Kenneth Merkley, Indiana University

The Costs of Waiving Audit Adjustments

Ken Merkley is a Weimer Faculty Fellow and Associate Professor at Indiana University’s Kelley School of Business. His research focuses on the role of information in capital markets and the importance of information intermediaries such as analysts, auditors, and lawyers. His work has been published in top scholarly journals (the Journal of Finance, Journal of Accounting & Economics, Journal of Accounting Research, the Accounting Review, the Review of Accounting Studies, Management Science, and Contemporary Accounting Research) and in the business media (Wall Street Journal, CNBC, Yahoo Finance, Bloomberg, BBC World Service, Forbes, and Reuters). Prior to joining Kelley, he served on the faculty of Cornell University’s Johnson Graduate School of Management. He received a PhD from the University of Michigan and a Master of Accountancy from Brigham Young University.


Thomas Ruchti, Carnegie Mellon University

Are Managers' Revenue Discretionary Reporting Consistent With Their Investment and Financing Decisions?  Evidence from a Structural Model.

Tom Ruchti's research focuses on earnings management and disclosure. His work is published in the Accounting Review, Journal of Accounting and Economics, and Review of Financial Studies. He is an Assistant Professor of Accounting at Carnegie Mellon University's Tepper School of Business but joins the Office of Financial Research, Department of the Treasury this summer.
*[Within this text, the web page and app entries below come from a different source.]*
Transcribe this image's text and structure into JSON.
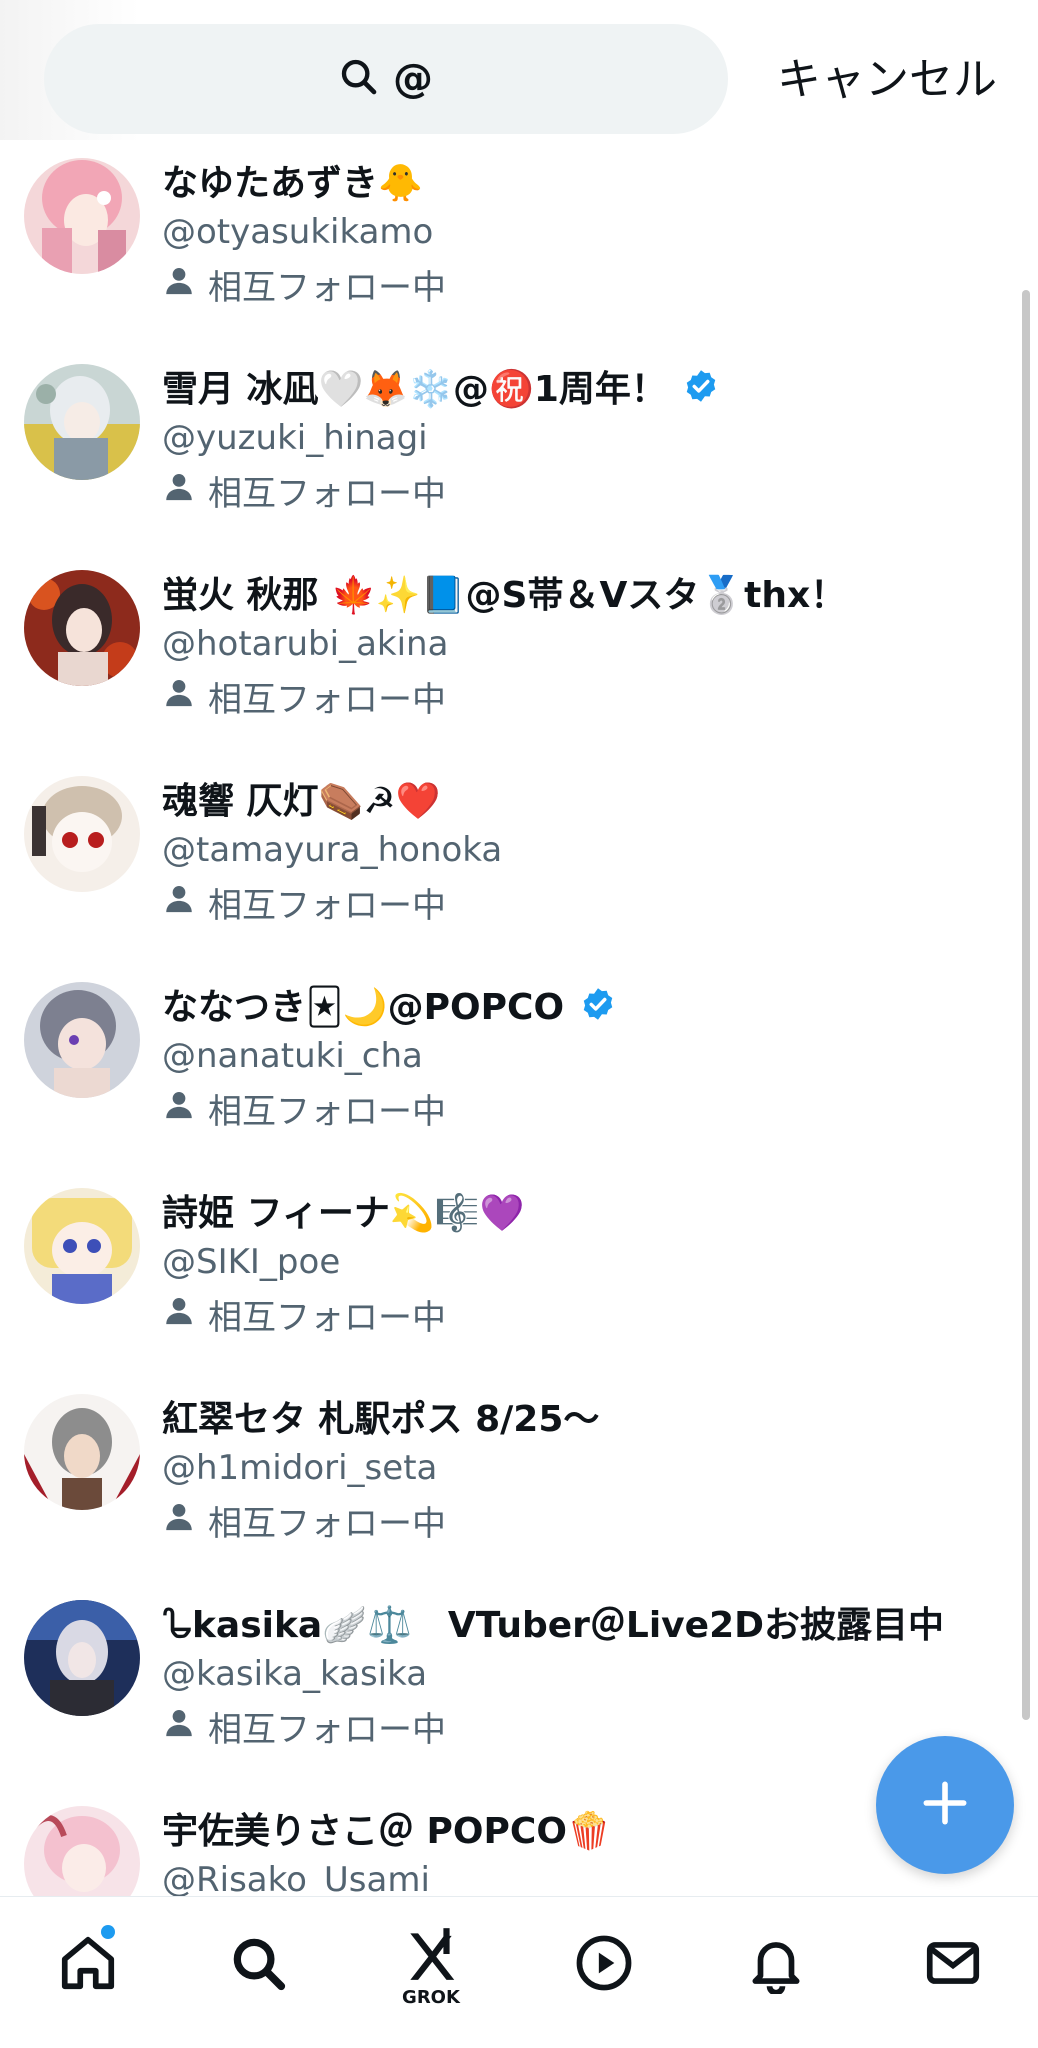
{
  "search": {
    "query": "@",
    "cancel_label": "キャンセル"
  },
  "colors": {
    "accent": "#1d9bf0",
    "fab": "#4a99e9",
    "secondary_text": "#536471"
  },
  "users": [
    {
      "name": "なゆたあずき🐥",
      "handle": "@otyasukikamo",
      "status": "相互フォロー中",
      "verified": false
    },
    {
      "name": "雪月 冰凪🤍🦊❄️@㊗️1周年！",
      "handle": "@yuzuki_hinagi",
      "status": "相互フォロー中",
      "verified": true
    },
    {
      "name": "蛍火 秋那 🍁✨📘@S帯＆Vスタ🥈thx！",
      "handle": "@hotarubi_akina",
      "status": "相互フォロー中",
      "verified": false
    },
    {
      "name": "魂響 仄灯⚰️☭❤️",
      "handle": "@tamayura_honoka",
      "status": "相互フォロー中",
      "verified": false
    },
    {
      "name": "ななつき🃏🌙@POPCO",
      "handle": "@nanatuki_cha",
      "status": "相互フォロー中",
      "verified": true
    },
    {
      "name": "詩姫 フィーナ💫🎼💜",
      "handle": "@SIKI_poe",
      "status": "相互フォロー中",
      "verified": false
    },
    {
      "name": "紅翠セタ 札駅ポス 8/25～",
      "handle": "@h1midori_seta",
      "status": "相互フォロー中",
      "verified": false
    },
    {
      "name": "𐃸kasika🪽⚖️　VTuber＠Live2Dお披露目中",
      "handle": "@kasika_kasika",
      "status": "相互フォロー中",
      "verified": false
    },
    {
      "name": "宇佐美りさこ＠ POPCO🍿",
      "handle": "@Risako_Usami",
      "status": "",
      "verified": false
    }
  ],
  "nav": {
    "items": [
      "home-icon",
      "search-icon",
      "grok-icon",
      "video-icon",
      "notifications-icon",
      "messages-icon"
    ],
    "grok_label": "GROK"
  }
}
He received his PhD from California Institute of Technology in 2013 and his BS from Ohio University.


Dawn Matsumoto, University of Washington

Straight From the Horses' Mouth:  Determinants and Consequences of Managers' Conference Call Participation
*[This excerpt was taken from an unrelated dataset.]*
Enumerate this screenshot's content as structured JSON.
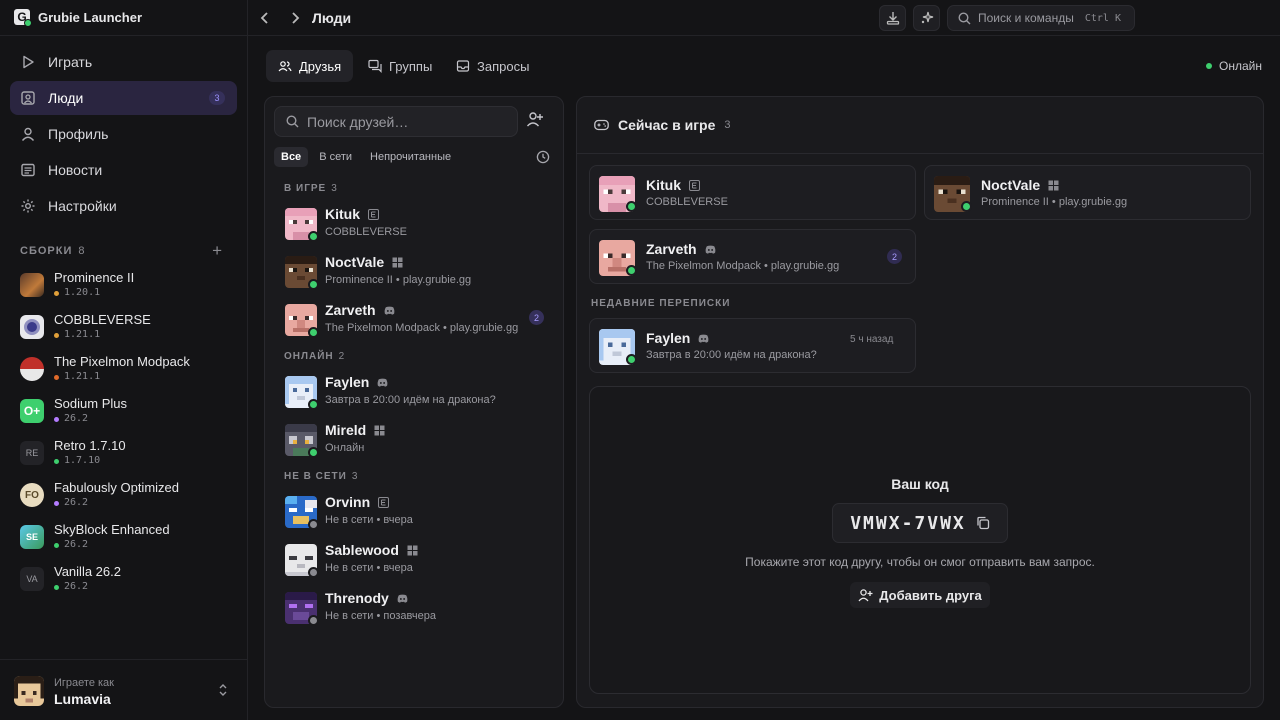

Dawn A. Matsumoto is the Marion Ingersoll Professor of Accounting at the Michael G. Foster School of Business at the University of Washington. Dawn’s research interests are in the area of voluntary disclosure and information intermediaries. She has published in many of the top scholarly accounting journals, including The Accounting Review, Journal of Accounting Research, and Journal of Accounting and Economics. She is the recipient of the American Accounting Association’s (AAA’s) Competitive Manuscript Award as well as the AAA’s Financial Accounting and Reporting Section (FARS) Best Paper Award. Dawn is a past-president of FARS, a previous editor at The Accounting Review, and currently serves as an Associate Editor for Management Science. She is also on the editorial board of the Journal of Accounting and Economics. Dawn obtained her Ph.D. from the University of Washington in 1998 and served on the faculty of the Harvard Business School before returning to the University of Washington in 2001. She was born and raised in Honolulu, Hawaii.
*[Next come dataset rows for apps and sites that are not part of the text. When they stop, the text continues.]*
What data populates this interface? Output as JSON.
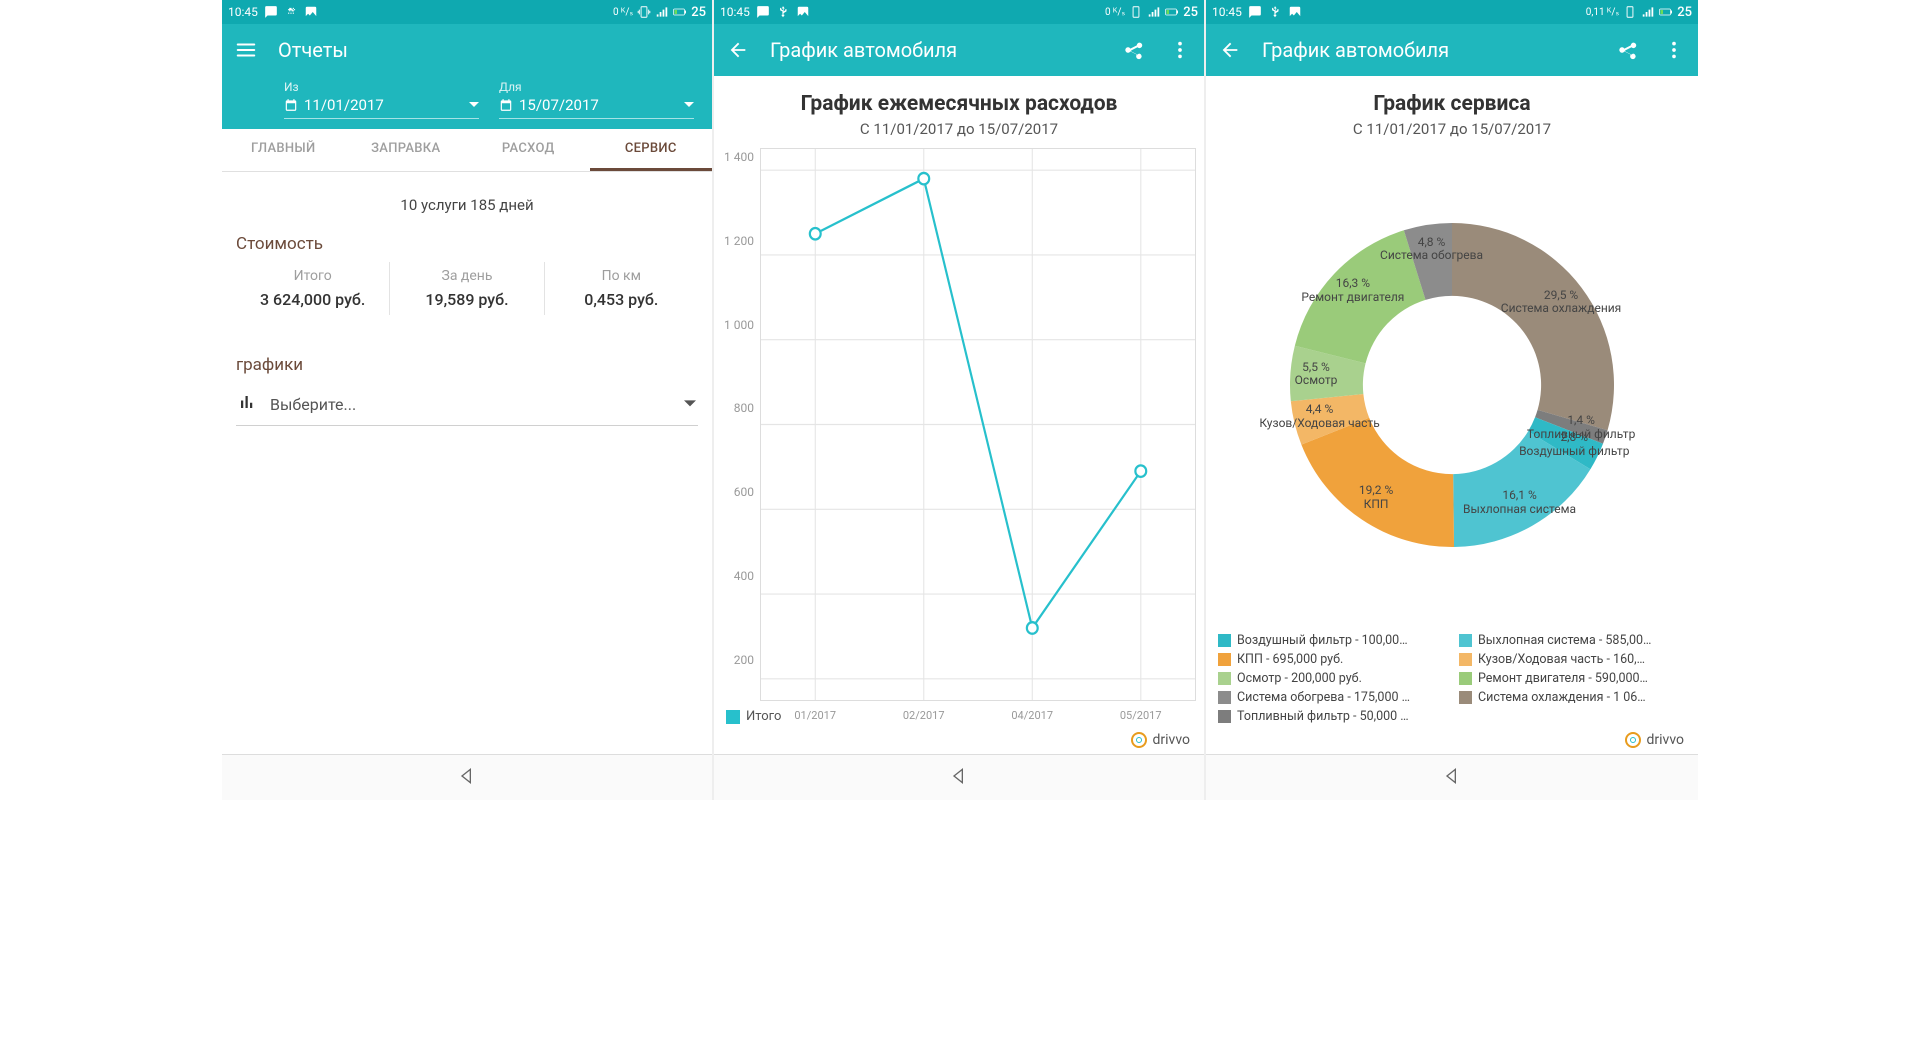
{
  "status": {
    "time": "10:45",
    "kbs_zero": "0 ᴷ/ₛ",
    "kbs_nonzero": "0,11 ᴷ/ₛ",
    "battery": "25"
  },
  "screen1": {
    "title": "Отчеты",
    "from_lbl": "Из",
    "to_lbl": "Для",
    "date_from": "11/01/2017",
    "date_to": "15/07/2017",
    "tabs": {
      "t0": "ГЛАВНЫЙ",
      "t1": "ЗАПРАВКА",
      "t2": "РАСХОД",
      "t3": "СЕРВИС"
    },
    "summary": "10 услуги 185 дней",
    "cost_title": "Стоимость",
    "cost": {
      "c0h": "Итого",
      "c0v": "3 624,000 руб.",
      "c1h": "За день",
      "c1v": "19,589 руб.",
      "c2h": "По км",
      "c2v": "0,453 руб."
    },
    "charts_title": "графики",
    "select_placeholder": "Выберите..."
  },
  "screen2": {
    "appbar_title": "График автомобиля",
    "chart_title": "График ежемесячных расходов",
    "chart_sub": "С 11/01/2017 до 15/07/2017",
    "legend": "Итого",
    "brand": "drivvo"
  },
  "screen3": {
    "appbar_title": "График автомобиля",
    "chart_title": "График сервиса",
    "chart_sub": "С 11/01/2017 до 15/07/2017",
    "brand": "drivvo",
    "legend": {
      "i0": "Воздушный фильтр - 100,00…",
      "i1": "Выхлопная система - 585,00…",
      "i2": "КПП - 695,000 руб.",
      "i3": "Кузов/Ходовая часть - 160,…",
      "i4": "Осмотр - 200,000 руб.",
      "i5": "Ремонт двигателя - 590,000…",
      "i6": "Система обогрева - 175,000 …",
      "i7": "Система охлаждения - 1 06…",
      "i8": "Топливный фильтр - 50,000 …"
    }
  },
  "chart_data": [
    {
      "type": "line",
      "title": "График ежемесячных расходов",
      "subtitle": "С 11/01/2017 до 15/07/2017",
      "x": [
        "01/2017",
        "02/2017",
        "04/2017",
        "05/2017"
      ],
      "xticks": [
        "01/2017",
        "02/2017",
        "04/2017",
        "05/2017"
      ],
      "series": [
        {
          "name": "Итого",
          "values": [
            1250,
            1380,
            320,
            690
          ]
        }
      ],
      "yticks": [
        200,
        400,
        600,
        800,
        1000,
        1200,
        1400
      ],
      "ylim": [
        150,
        1450
      ],
      "xlabel": "",
      "ylabel": ""
    },
    {
      "type": "pie",
      "title": "График сервиса",
      "subtitle": "С 11/01/2017 до 15/07/2017",
      "hole": 0.55,
      "series": [
        {
          "name": "Система охлаждения",
          "value": 29.5,
          "color": "#9a8b7a"
        },
        {
          "name": "Топливный фильтр",
          "value": 1.4,
          "color": "#7d7d7d"
        },
        {
          "name": "Воздушный фильтр",
          "value": 2.8,
          "color": "#2fb9c6"
        },
        {
          "name": "Выхлопная система",
          "value": 16.1,
          "color": "#4fc4d1"
        },
        {
          "name": "КПП",
          "value": 19.2,
          "color": "#f0a23c"
        },
        {
          "name": "Кузов/Ходовая часть",
          "value": 4.4,
          "color": "#f3b766"
        },
        {
          "name": "Осмотр",
          "value": 5.5,
          "color": "#a9d18e"
        },
        {
          "name": "Ремонт двигателя",
          "value": 16.3,
          "color": "#9acb7a"
        },
        {
          "name": "Система обогрева",
          "value": 4.8,
          "color": "#8c8c8c"
        }
      ],
      "labels_on_chart": [
        {
          "txt": "29,5 %\nСистема охлаждения"
        },
        {
          "txt": "1,4 %\nТопливный фильтр"
        },
        {
          "txt": "2,8 %\nВоздушный фильтр"
        },
        {
          "txt": "16,1 %\nВыхлопная система"
        },
        {
          "txt": "19,2 %\nКПП"
        },
        {
          "txt": "4,4 %\nКузов/Ходовая часть"
        },
        {
          "txt": "5,5 %\nОсмотр"
        },
        {
          "txt": "16,3 %\nРемонт двигателя"
        },
        {
          "txt": "4,8 %\nСистема обогрева"
        }
      ]
    }
  ]
}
Andrew Van Buskirk, The Ohio State University

Why Does Disclosure Similarity Predict Return Comovement?

Andy Van Buskirk is currently a Professor of Accounting and the PhD Director at the Ohio State University. Prior to joining Ohio State, he was on the faculty at the University of Chicago.  Andrew received his doctorate from the University of Pennsylvania, and worked in the Philadelphia office of Arthur Andersen.